INPUT RECORDS section start

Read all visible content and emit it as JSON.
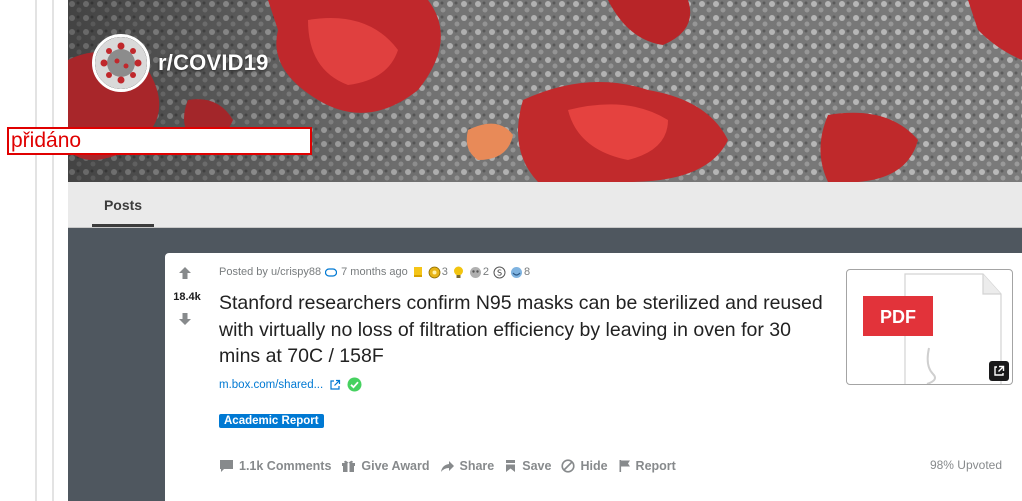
{
  "subreddit": {
    "name": "r/COVID19",
    "icon": "virus-icon"
  },
  "overlay_label": "přidáno",
  "tabs": [
    {
      "label": "Posts"
    }
  ],
  "post": {
    "votes": "18.4k",
    "posted_by": "Posted by u/crispy88",
    "time": "7 months ago",
    "awards": [
      {
        "icon": "silver-award-icon",
        "count": ""
      },
      {
        "icon": "gold-award-icon",
        "count": "3"
      },
      {
        "icon": "helpful-award-icon",
        "count": ""
      },
      {
        "icon": "wholesome-award-icon",
        "count": "2"
      },
      {
        "icon": "money-award-icon",
        "count": ""
      },
      {
        "icon": "facepalm-award-icon",
        "count": "8"
      }
    ],
    "title": "Stanford researchers confirm N95 masks can be sterilized and reused with virtually no loss of filtration efficiency by leaving in oven for 30 mins at 70C / 158F",
    "link": "m.box.com/shared...",
    "flair": "Academic Report",
    "thumbnail_label": "PDF",
    "actions": {
      "comments": "1.1k Comments",
      "award": "Give Award",
      "share": "Share",
      "save": "Save",
      "hide": "Hide",
      "report": "Report"
    },
    "upvoted": "98% Upvoted"
  },
  "colors": {
    "accent": "#0079d3",
    "flair_bg": "#0079d3",
    "verified": "#46d160",
    "overlay_border": "#e00000"
  }
}
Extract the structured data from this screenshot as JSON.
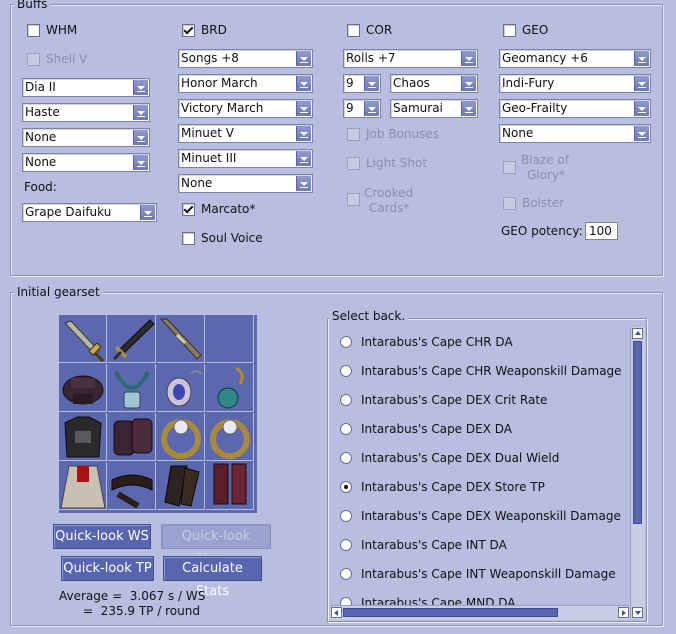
{
  "buffs": {
    "title": "Buffs",
    "whm": {
      "label": "WHM",
      "checked": false,
      "shell": "Shell V",
      "selects": [
        "Dia II",
        "Haste",
        "None",
        "None"
      ],
      "food_label": "Food:",
      "food": "Grape Daifuku"
    },
    "brd": {
      "label": "BRD",
      "checked": true,
      "selects": [
        "Songs +8",
        "Honor March",
        "Victory March",
        "Minuet V",
        "Minuet III",
        "None"
      ],
      "marcato": "Marcato*",
      "marcato_checked": true,
      "soul_voice": "Soul Voice"
    },
    "cor": {
      "label": "COR",
      "checked": false,
      "rolls": "Rolls +7",
      "roll1_num": "9",
      "roll1": "Chaos",
      "roll2_num": "9",
      "roll2": "Samurai",
      "job_bonuses": "Job Bonuses",
      "light_shot": "Light Shot",
      "crooked_line1": "Crooked",
      "crooked_line2": "Cards*"
    },
    "geo": {
      "label": "GEO",
      "checked": false,
      "selects": [
        "Geomancy +6",
        "Indi-Fury",
        "Geo-Frailty",
        "None"
      ],
      "blaze_line1": "Blaze of",
      "blaze_line2": "Glory*",
      "bolster": "Bolster",
      "potency_label": "GEO potency:",
      "potency": "100"
    }
  },
  "gearset": {
    "title": "Initial gearset",
    "buttons": {
      "ws": "Quick-look WS",
      "magic": "Quick-look Magic",
      "tp": "Quick-look TP",
      "calc": "Calculate Stats"
    },
    "avg_line1": "Average =  3.067 s / WS",
    "avg_line2": "=  235.9 TP / round",
    "colors": {
      "accent": "#5866b0",
      "slot_bg": "#5b68b0"
    }
  },
  "back": {
    "title": "Select back.",
    "selected_index": 5,
    "options": [
      "Intarabus's Cape CHR DA",
      "Intarabus's Cape CHR Weaponskill Damage",
      "Intarabus's Cape DEX Crit Rate",
      "Intarabus's Cape DEX DA",
      "Intarabus's Cape DEX Dual Wield",
      "Intarabus's Cape DEX Store TP",
      "Intarabus's Cape DEX Weaponskill Damage",
      "Intarabus's Cape INT DA",
      "Intarabus's Cape INT Weaponskill Damage",
      "Intarabus's Cape MND DA"
    ]
  }
}
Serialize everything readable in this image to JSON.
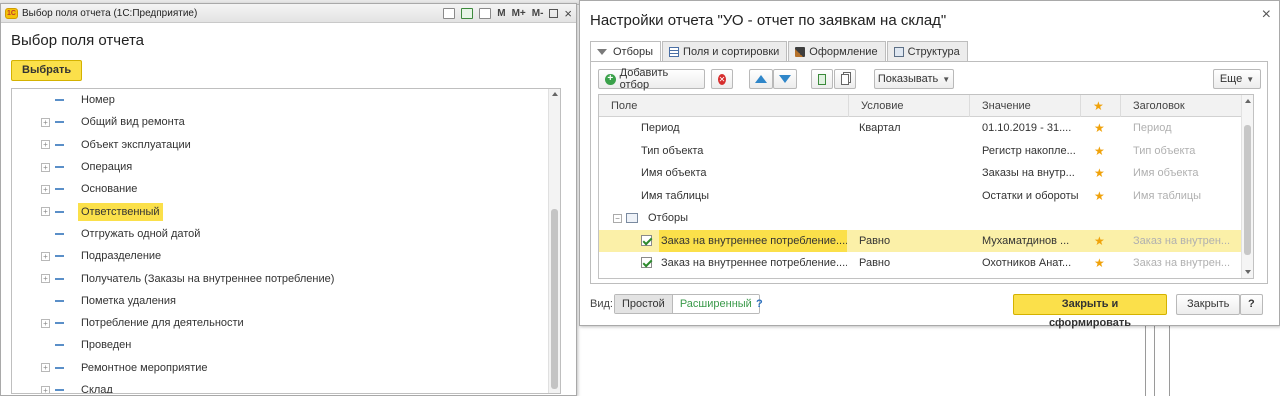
{
  "left_window": {
    "titlebar_text": "Выбор поля отчета  (1С:Предприятие)",
    "titlebar_buttons": {
      "m": "M",
      "mplus": "M+",
      "mminus": "M-"
    },
    "title": "Выбор поля отчета",
    "choose_button": "Выбрать",
    "tree_items": [
      {
        "label": "Номер",
        "expandable": false,
        "selected": false
      },
      {
        "label": "Общий вид ремонта",
        "expandable": true,
        "selected": false
      },
      {
        "label": "Объект эксплуатации",
        "expandable": true,
        "selected": false
      },
      {
        "label": "Операция",
        "expandable": true,
        "selected": false
      },
      {
        "label": "Основание",
        "expandable": true,
        "selected": false
      },
      {
        "label": "Ответственный",
        "expandable": true,
        "selected": true
      },
      {
        "label": "Отгружать одной датой",
        "expandable": false,
        "selected": false
      },
      {
        "label": "Подразделение",
        "expandable": true,
        "selected": false
      },
      {
        "label": "Получатель (Заказы на внутреннее потребление)",
        "expandable": true,
        "selected": false
      },
      {
        "label": "Пометка удаления",
        "expandable": false,
        "selected": false
      },
      {
        "label": "Потребление для деятельности",
        "expandable": true,
        "selected": false
      },
      {
        "label": "Проведен",
        "expandable": false,
        "selected": false
      },
      {
        "label": "Ремонтное мероприятие",
        "expandable": true,
        "selected": false
      },
      {
        "label": "Склад",
        "expandable": true,
        "selected": false
      }
    ]
  },
  "right_window": {
    "title": "Настройки отчета \"УО - отчет по заявкам на склад\"",
    "tabs": [
      {
        "label": "Отборы",
        "icon": "filter-icon",
        "active": true
      },
      {
        "label": "Поля и сортировки",
        "icon": "grid-icon",
        "active": false
      },
      {
        "label": "Оформление",
        "icon": "brush-icon",
        "active": false
      },
      {
        "label": "Структура",
        "icon": "structure-icon",
        "active": false
      }
    ],
    "toolbar": {
      "add_filter": "Добавить отбор",
      "show": "Показывать",
      "more": "Еще"
    },
    "grid": {
      "columns": [
        "Поле",
        "Условие",
        "Значение",
        "Заголовок"
      ],
      "rows": [
        {
          "field": "Период",
          "condition": "Квартал",
          "value": "01.10.2019 - 31....",
          "title": "Период",
          "checkbox": false
        },
        {
          "field": "Тип объекта",
          "condition": "",
          "value": "Регистр накопле...",
          "title": "Тип объекта",
          "checkbox": false
        },
        {
          "field": "Имя объекта",
          "condition": "",
          "value": "Заказы на внутр...",
          "title": "Имя объекта",
          "checkbox": false
        },
        {
          "field": "Имя таблицы",
          "condition": "",
          "value": "Остатки и обороты",
          "title": "Имя таблицы",
          "checkbox": false
        }
      ],
      "group_label": "Отборы",
      "group_rows": [
        {
          "field": "Заказ на внутреннее потребление....",
          "condition": "Равно",
          "value": "Мухаматдинов ...",
          "title": "Заказ на внутрен...",
          "selected": true
        },
        {
          "field": "Заказ на внутреннее потребление....",
          "condition": "Равно",
          "value": "Охотников Анат...",
          "title": "Заказ на внутрен...",
          "selected": false
        }
      ]
    },
    "bottom": {
      "view_label": "Вид:",
      "mode_simple": "Простой",
      "mode_extended": "Расширенный",
      "help_link": "?",
      "close_and_generate": "Закрыть и сформировать",
      "close": "Закрыть",
      "help_button": "?"
    }
  },
  "colors": {
    "accent_yellow": "#fbe04a",
    "selected_row": "#fbf0a8",
    "star": "#f0a20a",
    "link_green": "#3a9a4a"
  }
}
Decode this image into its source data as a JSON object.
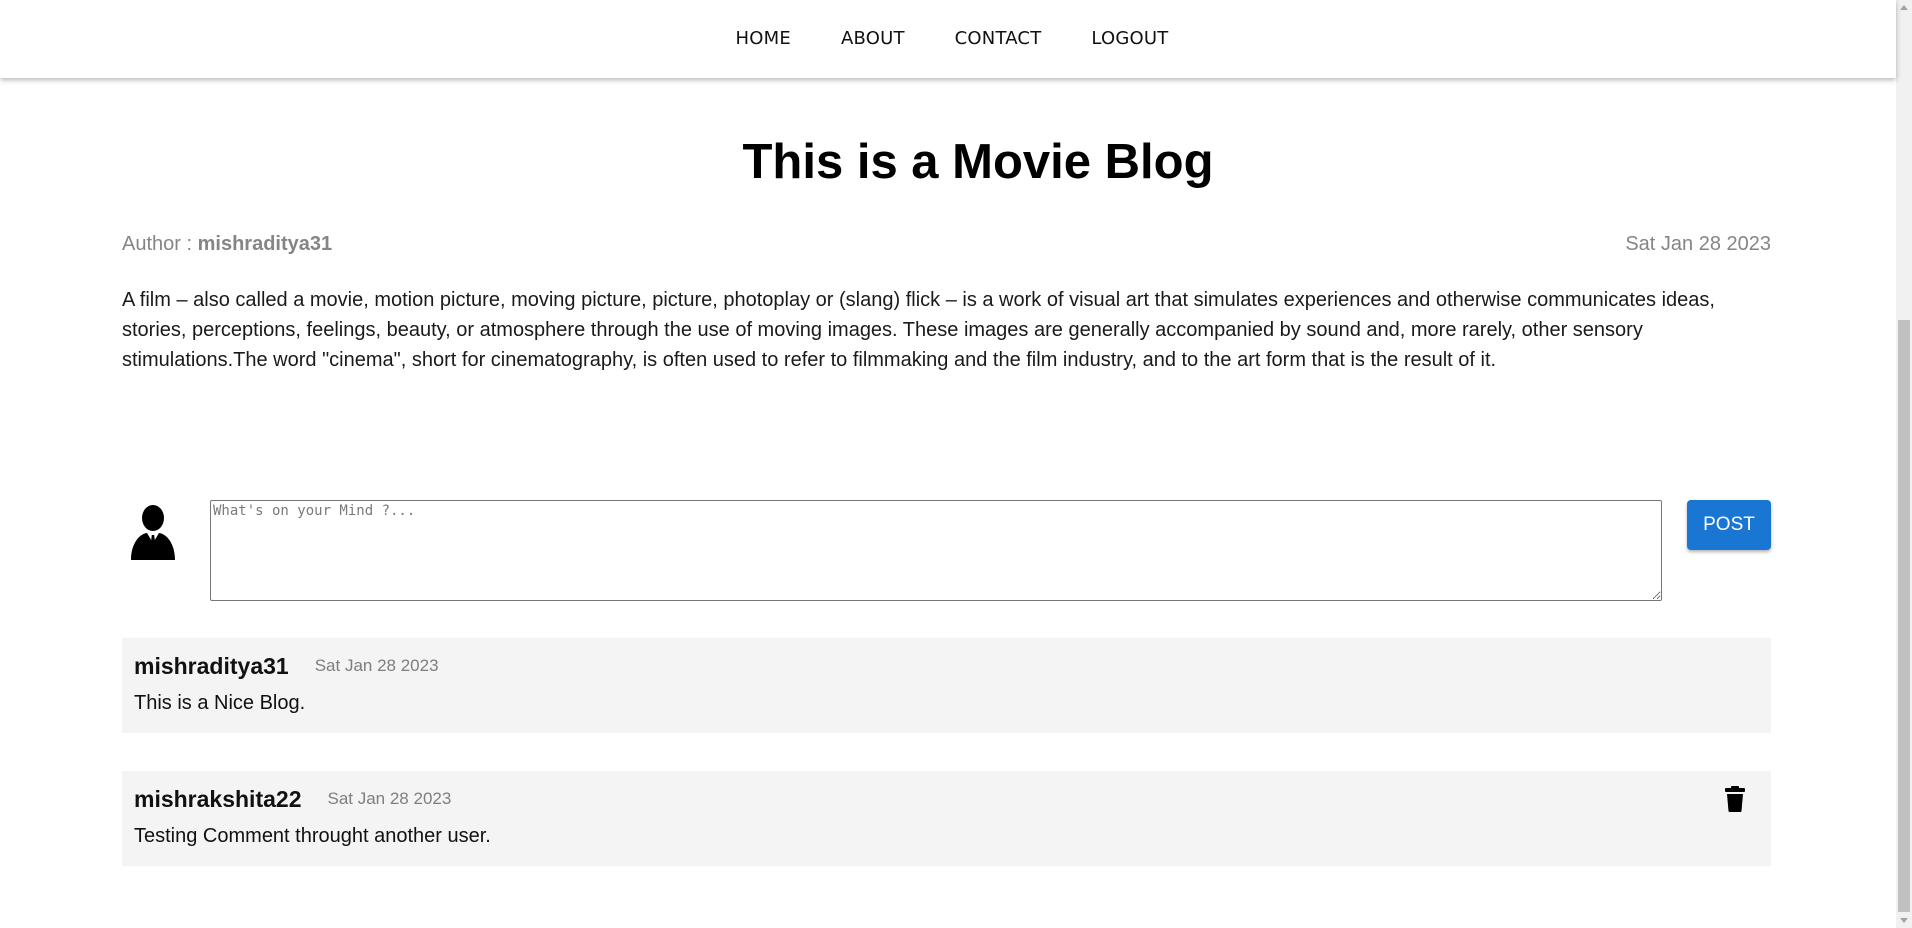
{
  "nav": {
    "items": [
      {
        "label": "HOME"
      },
      {
        "label": "ABOUT"
      },
      {
        "label": "CONTACT"
      },
      {
        "label": "LOGOUT"
      }
    ]
  },
  "blog": {
    "title": "This is a Movie Blog",
    "author_prefix": "Author : ",
    "author": "mishraditya31",
    "date": "Sat Jan 28 2023",
    "description": "A film – also called a movie, motion picture, moving picture, picture, photoplay or (slang) flick – is a work of visual art that simulates experiences and otherwise communicates ideas, stories, perceptions, feelings, beauty, or atmosphere through the use of moving images. These images are generally accompanied by sound and, more rarely, other sensory stimulations.The word \"cinema\", short for cinematography, is often used to refer to filmmaking and the film industry, and to the art form that is the result of it."
  },
  "comment_form": {
    "placeholder": "What's on your Mind ?...",
    "value": "",
    "post_label": "POST",
    "avatar_icon": "user-avatar-icon"
  },
  "comments": [
    {
      "user": "mishraditya31",
      "date": "Sat Jan 28 2023",
      "text": "This is a Nice Blog.",
      "has_delete": false
    },
    {
      "user": "mishrakshita22",
      "date": "Sat Jan 28 2023",
      "text": "Testing Comment throught another user.",
      "has_delete": true,
      "delete_icon": "trash-icon"
    }
  ],
  "colors": {
    "post_button": "#1976d2",
    "comment_background": "#f4f4f4",
    "meta_text": "#858585"
  }
}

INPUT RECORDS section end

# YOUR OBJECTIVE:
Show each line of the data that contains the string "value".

# TASK RESPONSE:
          "value": "01.10.2019 - 31....",
          "value": "Регистр накопле...",
          "value": "Заказы на внутр...",
          "value": "Остатки и обороты",
          "value": "Мухаматдинов ...",
          "value": "Охотников Анат...",
    "value": "",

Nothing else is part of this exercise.